The recently published EU Anti-Corruption Report explains the situation in each Member State: what anti-corruption measures are in place, which ones are working well, what could be improved and how.
In Romania, both petty and political corruption remains a significant problem, according to the report. Although some positive results have been observed when it comes to prosecution of high level corruption cases, political will to address corruption and promote high standards of integrity has been inconsistent.
The European Commission suggests that Romania ensures that all necessary guarantees remain in place to safeguard the independence and continuation of non-partisan investigations into high-level corruption cases, including with regard to elected and appointed officials.
The Commission also suggests that Romania develops comprehensive codes of conduct for elected officials and that dissuasive sanctions for corrupt practices are ensured. Strengthening of prevention and control mechanisms with regard to public procurement and public contracts is also suggested, including in state-owned and state-controlled companies. Furthermore, the Commission suggests increasing the efficiency of prevention and detection of conflicts of interest among public officials, as well as strengthening safeguards when it comes to allocation of public funding, and carrying out strategies to reduce corruption in healthcare.
Alongside an analysis of the situation in each EU Member State, the European Commission is also presenting two extensive opinion polls. More than three quarters of European citizens, and a full 93 percent of Romanians, agree that corruption is widespread in their home country.

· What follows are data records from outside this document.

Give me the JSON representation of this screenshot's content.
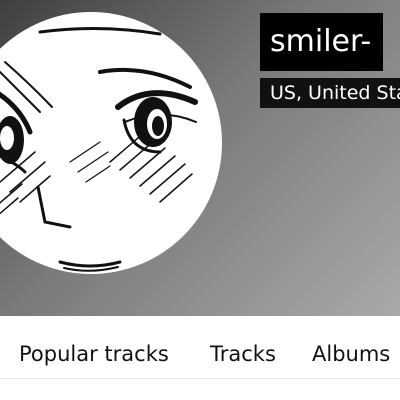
{
  "profile": {
    "username": "smiler-",
    "location": "US, United States"
  },
  "tabs": [
    {
      "label": "Popular tracks"
    },
    {
      "label": "Tracks"
    },
    {
      "label": "Albums"
    }
  ]
}
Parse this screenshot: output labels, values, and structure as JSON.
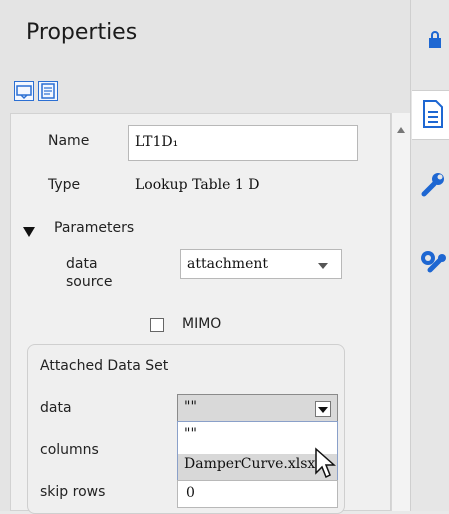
{
  "panel": {
    "title": "Properties",
    "fields": {
      "name_label": "Name",
      "name_value": "LT1D₁",
      "type_label": "Type",
      "type_value": "Lookup Table 1 D"
    },
    "parameters": {
      "header": "Parameters",
      "data_source_label_1": "data",
      "data_source_label_2": "source",
      "data_source_value": "attachment",
      "mimo_label": "MIMO"
    },
    "attached": {
      "title": "Attached Data Set",
      "data_label": "data",
      "data_value": "\"\"",
      "columns_label": "columns",
      "skip_rows_label": "skip rows",
      "skip_rows_value": "0"
    },
    "dropdown_options": [
      "\"\"",
      "DamperCurve.xlsx"
    ]
  },
  "icons": [
    "lock-icon",
    "document-icon",
    "wrench-icon",
    "gear-wrench-icon"
  ]
}
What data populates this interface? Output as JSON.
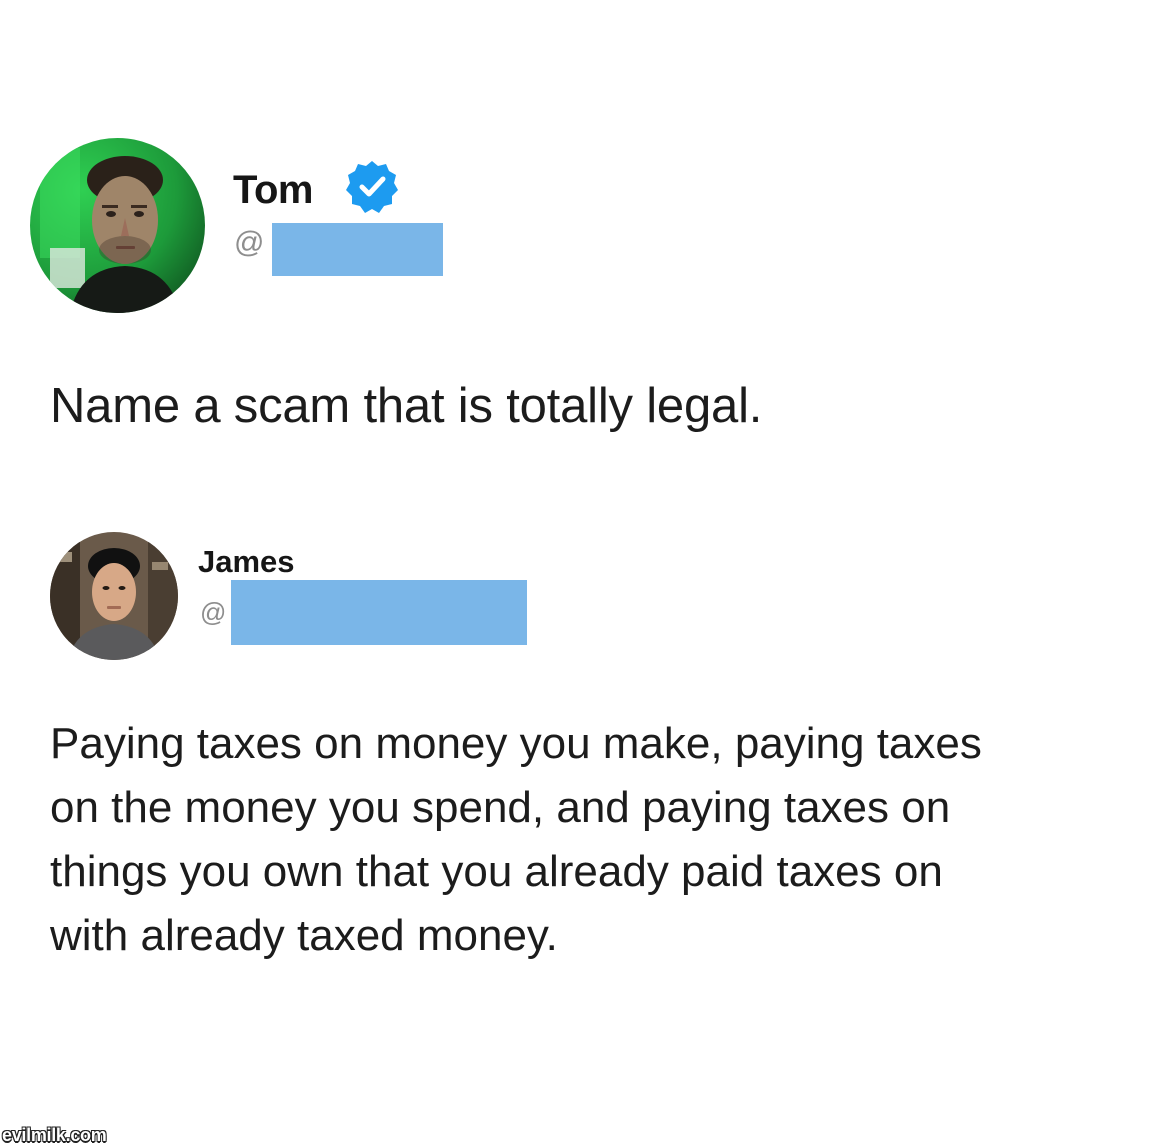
{
  "tweet_original": {
    "author_name": "Tom",
    "verified": true,
    "handle_prefix": "@",
    "handle_redacted": true,
    "text": "Name a scam that is totally legal.",
    "avatar_icon": "profile-photo-man-green-background"
  },
  "tweet_reply": {
    "author_name": "James",
    "handle_prefix": "@",
    "handle_redacted": true,
    "lines": [
      "Paying taxes on money you make, paying taxes",
      "on the money you spend, and paying taxes on",
      "things you own that you already paid taxes on",
      "with already taxed money."
    ],
    "avatar_icon": "profile-photo-man-gray-shirt"
  },
  "watermark": "evilmilk.com",
  "colors": {
    "redaction": "#7ab6e8",
    "verified_badge": "#1d9bf0",
    "text": "#1c1c1c",
    "muted": "#8e8e8e"
  }
}
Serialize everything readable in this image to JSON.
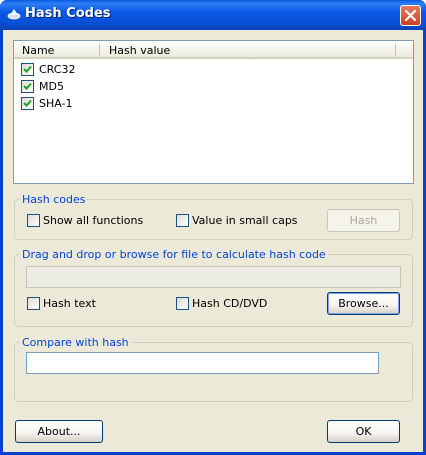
{
  "window": {
    "title": "Hash Codes"
  },
  "list": {
    "columns": [
      "Name",
      "Hash value"
    ],
    "items": [
      {
        "name": "CRC32",
        "checked": true
      },
      {
        "name": "MD5",
        "checked": true
      },
      {
        "name": "SHA-1",
        "checked": true
      }
    ]
  },
  "hash_codes": {
    "title": "Hash codes",
    "show_all_functions": "Show all functions",
    "small_caps": "Value in small caps",
    "hash_button": "Hash"
  },
  "file": {
    "title": "Drag and drop or browse for file to calculate hash code",
    "path_value": "",
    "hash_text": "Hash text",
    "hash_cd": "Hash CD/DVD",
    "browse_button": "Browse..."
  },
  "compare": {
    "title": "Compare with hash",
    "value": ""
  },
  "footer": {
    "about_button": "About...",
    "ok_button": "OK"
  },
  "colors": {
    "accent": "#0046d5",
    "titlebar": "#0b58e6"
  },
  "icons": {
    "title": "app-icon",
    "close": "close-icon",
    "check": "checkmark-icon"
  }
}
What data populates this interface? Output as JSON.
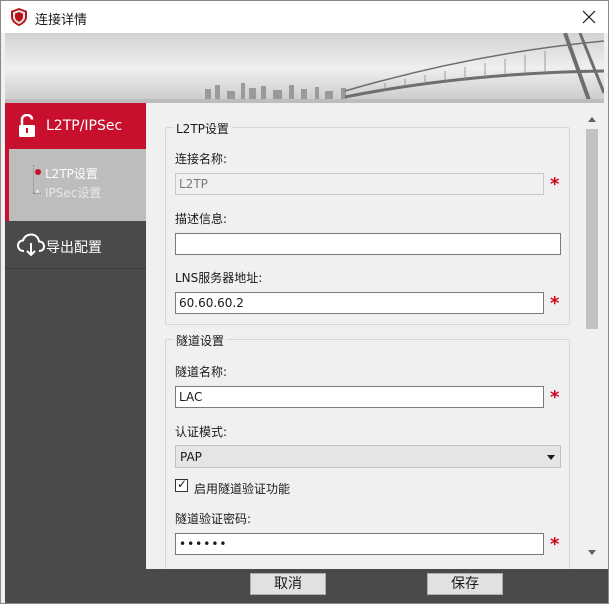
{
  "window": {
    "title": "连接详情",
    "icons": {
      "app": "shield-icon",
      "close": "close-icon"
    }
  },
  "sidebar": {
    "primary_label": "L2TP/IPSec",
    "primary_icon": "unlock-icon",
    "sub_items": [
      {
        "label": "L2TP设置",
        "active": true
      },
      {
        "label": "IPSec设置",
        "active": false
      }
    ],
    "export_label": "导出配置",
    "export_icon": "cloud-download-icon"
  },
  "l2tp_settings": {
    "group_title": "L2TP设置",
    "connection_name_label": "连接名称:",
    "connection_name_value": "L2TP",
    "description_label": "描述信息:",
    "description_value": "",
    "lns_address_label": "LNS服务器地址:",
    "lns_address_value": "60.60.60.2"
  },
  "tunnel_settings": {
    "group_title": "隧道设置",
    "tunnel_name_label": "隧道名称:",
    "tunnel_name_value": "LAC",
    "auth_mode_label": "认证模式:",
    "auth_mode_value": "PAP",
    "enable_auth_label": "启用隧道验证功能",
    "enable_auth_checked": true,
    "tunnel_password_label": "隧道验证密码:",
    "tunnel_password_value": "••••••"
  },
  "required_mark": "*",
  "footer": {
    "cancel_label": "取消",
    "save_label": "保存"
  },
  "colors": {
    "accent": "#c8102e",
    "sidebar_bg": "#4a4a4a",
    "required": "#d0021b"
  }
}
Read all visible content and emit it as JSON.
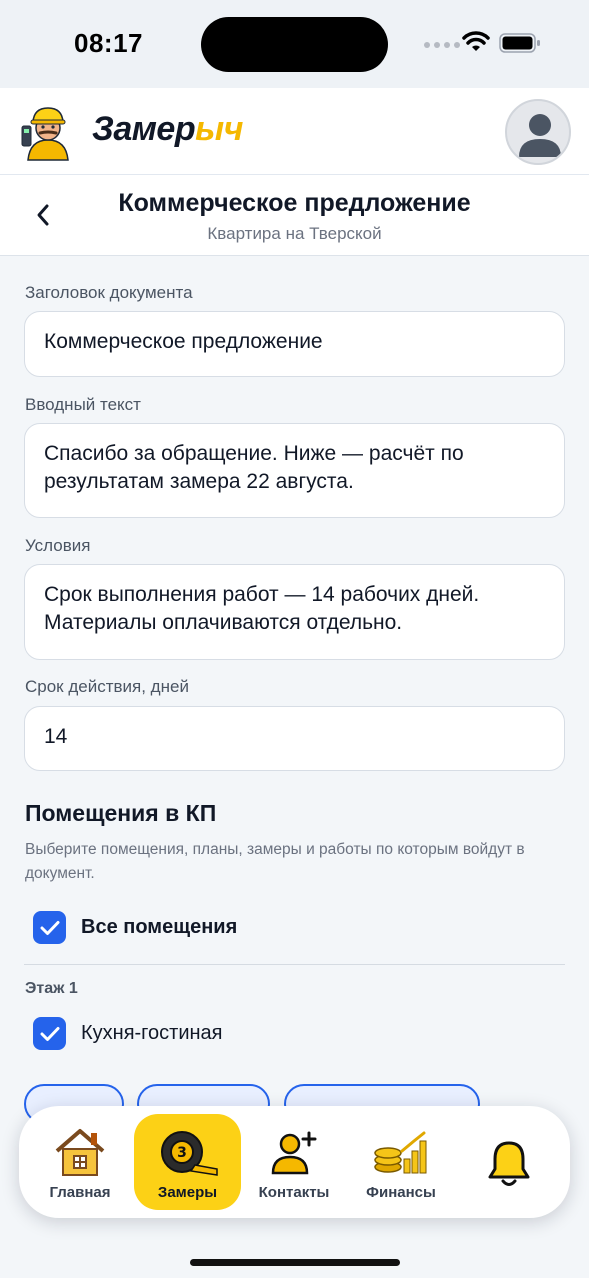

25 percent of Romanians, the second highest percentage in the EU, have been asked or expected to pay a bribe in the past year, compared to the EU average of 4 percent.